PROBLEM DESCRIPTION:
Nothing should differ between your output and the entries below.

═══ DATASET EXTRACT ═══

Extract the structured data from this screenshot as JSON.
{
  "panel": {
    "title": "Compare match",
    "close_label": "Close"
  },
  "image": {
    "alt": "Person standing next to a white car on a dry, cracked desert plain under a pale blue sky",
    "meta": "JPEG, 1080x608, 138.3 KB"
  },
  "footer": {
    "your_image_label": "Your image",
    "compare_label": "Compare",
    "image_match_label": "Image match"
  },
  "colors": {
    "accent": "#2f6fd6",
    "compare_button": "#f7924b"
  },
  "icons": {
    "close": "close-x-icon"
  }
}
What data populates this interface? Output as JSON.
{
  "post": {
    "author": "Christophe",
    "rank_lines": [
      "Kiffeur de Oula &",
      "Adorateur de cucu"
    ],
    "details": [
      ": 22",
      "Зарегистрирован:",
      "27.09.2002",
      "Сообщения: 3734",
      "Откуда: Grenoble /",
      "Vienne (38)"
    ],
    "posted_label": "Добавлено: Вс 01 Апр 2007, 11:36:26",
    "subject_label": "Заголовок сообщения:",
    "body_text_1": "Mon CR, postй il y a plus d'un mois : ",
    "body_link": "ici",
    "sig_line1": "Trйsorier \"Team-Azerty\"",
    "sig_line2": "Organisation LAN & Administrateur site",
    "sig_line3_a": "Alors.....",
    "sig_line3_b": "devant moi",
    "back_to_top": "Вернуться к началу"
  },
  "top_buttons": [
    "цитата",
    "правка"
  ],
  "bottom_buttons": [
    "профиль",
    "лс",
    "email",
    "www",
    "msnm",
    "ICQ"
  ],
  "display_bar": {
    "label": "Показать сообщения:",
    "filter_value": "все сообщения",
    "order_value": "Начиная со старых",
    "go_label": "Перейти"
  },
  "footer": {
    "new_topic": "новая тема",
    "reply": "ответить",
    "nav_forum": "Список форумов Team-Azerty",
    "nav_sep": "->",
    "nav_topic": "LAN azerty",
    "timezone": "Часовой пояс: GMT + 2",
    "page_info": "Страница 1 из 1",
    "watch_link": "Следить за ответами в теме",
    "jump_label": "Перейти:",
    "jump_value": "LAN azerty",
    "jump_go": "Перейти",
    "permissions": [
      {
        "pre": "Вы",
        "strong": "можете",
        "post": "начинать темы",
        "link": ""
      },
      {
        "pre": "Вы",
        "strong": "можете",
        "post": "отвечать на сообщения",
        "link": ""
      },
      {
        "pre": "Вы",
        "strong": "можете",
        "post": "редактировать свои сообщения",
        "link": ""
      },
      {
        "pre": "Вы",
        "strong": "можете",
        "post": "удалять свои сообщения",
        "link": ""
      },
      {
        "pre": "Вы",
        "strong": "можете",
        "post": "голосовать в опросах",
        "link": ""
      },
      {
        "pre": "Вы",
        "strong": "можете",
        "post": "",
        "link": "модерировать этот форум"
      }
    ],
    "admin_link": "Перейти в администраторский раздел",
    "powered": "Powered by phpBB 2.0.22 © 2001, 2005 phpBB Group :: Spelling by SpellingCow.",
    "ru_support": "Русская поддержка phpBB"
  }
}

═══

RESPONSE BELOW:
Extract the structured data from this screenshot as JSON.
{
  "panel": {
    "title": "Compare match",
    "close_label": "Close"
  },
  "image": {
    "alt": "Person standing next to a white car on a dry, cracked desert plain under a pale blue sky",
    "meta": "JPEG, 1080x608, 138.3 KB"
  },
  "footer": {
    "your_image_label": "Your image",
    "compare_label": "Compare",
    "image_match_label": "Image match"
  },
  "colors": {
    "accent": "#2f6fd6",
    "compare_button": "#f7924b"
  },
  "icons": {
    "close": "close-x-icon"
  }
}
What data populates this interface? Output as JSON.
{
  "post": {
    "author": "Christophe",
    "rank_lines": [
      "Kiffeur de Oula &",
      "Adorateur de cucu"
    ],
    "details": [
      ": 22",
      "Зарегистрирован:",
      "27.09.2002",
      "Сообщения: 3734",
      "Откуда: Grenoble /",
      "Vienne (38)"
    ],
    "posted_label": "Добавлено: Вс 01 Апр 2007, 11:36:26",
    "subject_label": "Заголовок сообщения:",
    "body_text_1": "Mon CR, postй il y a plus d'un mois : ",
    "body_link": "ici",
    "sig_line1": "Trйsorier \"Team-Azerty\"",
    "sig_line2": "Organisation LAN & Administrateur site",
    "sig_line3_a": "Alors.....",
    "sig_line3_b": "devant moi",
    "back_to_top": "Вернуться к началу"
  },
  "top_buttons": [
    "цитата",
    "правка"
  ],
  "bottom_buttons": [
    "профиль",
    "лс",
    "email",
    "www",
    "msnm",
    "ICQ"
  ],
  "display_bar": {
    "label": "Показать сообщения:",
    "filter_value": "все сообщения",
    "order_value": "Начиная со старых",
    "go_label": "Перейти"
  },
  "footer": {
    "new_topic": "новая тема",
    "reply": "ответить",
    "nav_forum": "Список форумов Team-Azerty",
    "nav_sep": "->",
    "nav_topic": "LAN azerty",
    "timezone": "Часовой пояс: GMT + 2",
    "page_info": "Страница 1 из 1",
    "watch_link": "Следить за ответами в теме",
    "jump_label": "Перейти:",
    "jump_value": "LAN azerty",
    "jump_go": "Перейти",
    "permissions": [
      {
        "pre": "Вы",
        "strong": "можете",
        "post": "начинать темы",
        "link": ""
      },
      {
        "pre": "Вы",
        "strong": "можете",
        "post": "отвечать на сообщения",
        "link": ""
      },
      {
        "pre": "Вы",
        "strong": "можете",
        "post": "редактировать свои сообщения",
        "link": ""
      },
      {
        "pre": "Вы",
        "strong": "можете",
        "post": "удалять свои сообщения",
        "link": ""
      },
      {
        "pre": "Вы",
        "strong": "можете",
        "post": "голосовать в опросах",
        "link": ""
      },
      {
        "pre": "Вы",
        "strong": "можете",
        "post": "",
        "link": "модерировать этот форум"
      }
    ],
    "admin_link": "Перейти в администраторский раздел",
    "powered": "Powered by phpBB 2.0.22 © 2001, 2005 phpBB Group :: Spelling by SpellingCow.",
    "ru_support": "Русская поддержка phpBB"
  }
}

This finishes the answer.